_Records to use_.
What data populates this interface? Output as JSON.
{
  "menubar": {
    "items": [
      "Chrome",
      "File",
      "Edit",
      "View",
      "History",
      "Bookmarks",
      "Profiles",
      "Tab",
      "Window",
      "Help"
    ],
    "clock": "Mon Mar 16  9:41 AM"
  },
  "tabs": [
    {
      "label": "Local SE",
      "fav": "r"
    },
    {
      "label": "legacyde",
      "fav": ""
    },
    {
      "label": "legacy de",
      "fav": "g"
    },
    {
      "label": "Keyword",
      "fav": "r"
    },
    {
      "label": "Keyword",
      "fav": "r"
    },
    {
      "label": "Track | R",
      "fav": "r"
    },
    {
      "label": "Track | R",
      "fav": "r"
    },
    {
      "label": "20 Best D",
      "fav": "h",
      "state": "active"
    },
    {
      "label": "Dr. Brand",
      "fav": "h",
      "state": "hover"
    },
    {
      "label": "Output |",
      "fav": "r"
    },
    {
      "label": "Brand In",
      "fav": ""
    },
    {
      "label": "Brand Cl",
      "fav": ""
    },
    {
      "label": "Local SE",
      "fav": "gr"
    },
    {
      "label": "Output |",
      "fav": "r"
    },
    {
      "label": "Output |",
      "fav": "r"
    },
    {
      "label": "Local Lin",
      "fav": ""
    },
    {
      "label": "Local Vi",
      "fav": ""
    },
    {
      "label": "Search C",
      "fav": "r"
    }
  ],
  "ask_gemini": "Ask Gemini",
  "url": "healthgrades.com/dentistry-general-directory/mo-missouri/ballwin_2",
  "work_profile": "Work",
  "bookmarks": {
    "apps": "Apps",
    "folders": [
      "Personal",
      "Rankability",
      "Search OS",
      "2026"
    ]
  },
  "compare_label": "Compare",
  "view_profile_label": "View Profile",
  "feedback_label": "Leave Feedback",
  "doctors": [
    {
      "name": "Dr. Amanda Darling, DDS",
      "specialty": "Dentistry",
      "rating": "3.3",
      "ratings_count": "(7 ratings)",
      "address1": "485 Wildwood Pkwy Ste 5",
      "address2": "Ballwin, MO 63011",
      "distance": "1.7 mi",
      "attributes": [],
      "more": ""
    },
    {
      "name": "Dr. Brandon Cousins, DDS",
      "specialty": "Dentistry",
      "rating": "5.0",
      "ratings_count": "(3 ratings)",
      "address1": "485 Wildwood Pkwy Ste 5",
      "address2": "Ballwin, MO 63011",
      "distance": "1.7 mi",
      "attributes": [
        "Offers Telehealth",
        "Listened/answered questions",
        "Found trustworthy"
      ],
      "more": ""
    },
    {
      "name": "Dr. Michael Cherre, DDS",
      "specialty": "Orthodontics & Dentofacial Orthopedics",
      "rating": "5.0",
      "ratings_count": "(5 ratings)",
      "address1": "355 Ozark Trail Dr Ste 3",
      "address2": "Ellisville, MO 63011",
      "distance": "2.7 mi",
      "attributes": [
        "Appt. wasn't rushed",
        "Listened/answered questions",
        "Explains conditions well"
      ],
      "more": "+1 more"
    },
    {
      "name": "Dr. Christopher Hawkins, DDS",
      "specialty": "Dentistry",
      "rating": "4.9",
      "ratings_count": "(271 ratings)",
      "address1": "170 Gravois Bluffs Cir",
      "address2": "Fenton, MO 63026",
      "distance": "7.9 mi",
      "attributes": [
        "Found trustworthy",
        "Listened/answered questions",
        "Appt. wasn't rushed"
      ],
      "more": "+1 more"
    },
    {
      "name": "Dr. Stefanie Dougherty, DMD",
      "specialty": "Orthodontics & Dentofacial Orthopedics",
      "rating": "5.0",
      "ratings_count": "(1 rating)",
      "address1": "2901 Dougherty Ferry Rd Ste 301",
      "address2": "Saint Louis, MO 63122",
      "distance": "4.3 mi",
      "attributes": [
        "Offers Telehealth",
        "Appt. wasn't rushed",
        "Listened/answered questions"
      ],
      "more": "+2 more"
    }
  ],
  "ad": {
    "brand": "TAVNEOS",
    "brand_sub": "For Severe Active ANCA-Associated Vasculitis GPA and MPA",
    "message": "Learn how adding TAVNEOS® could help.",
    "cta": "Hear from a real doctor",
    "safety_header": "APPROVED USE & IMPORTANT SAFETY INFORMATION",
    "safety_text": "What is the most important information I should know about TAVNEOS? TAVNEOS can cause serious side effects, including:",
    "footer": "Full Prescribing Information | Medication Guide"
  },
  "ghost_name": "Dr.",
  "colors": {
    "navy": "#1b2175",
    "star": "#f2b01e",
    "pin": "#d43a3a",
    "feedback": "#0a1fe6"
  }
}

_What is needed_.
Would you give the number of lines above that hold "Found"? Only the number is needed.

_Answer below_.
2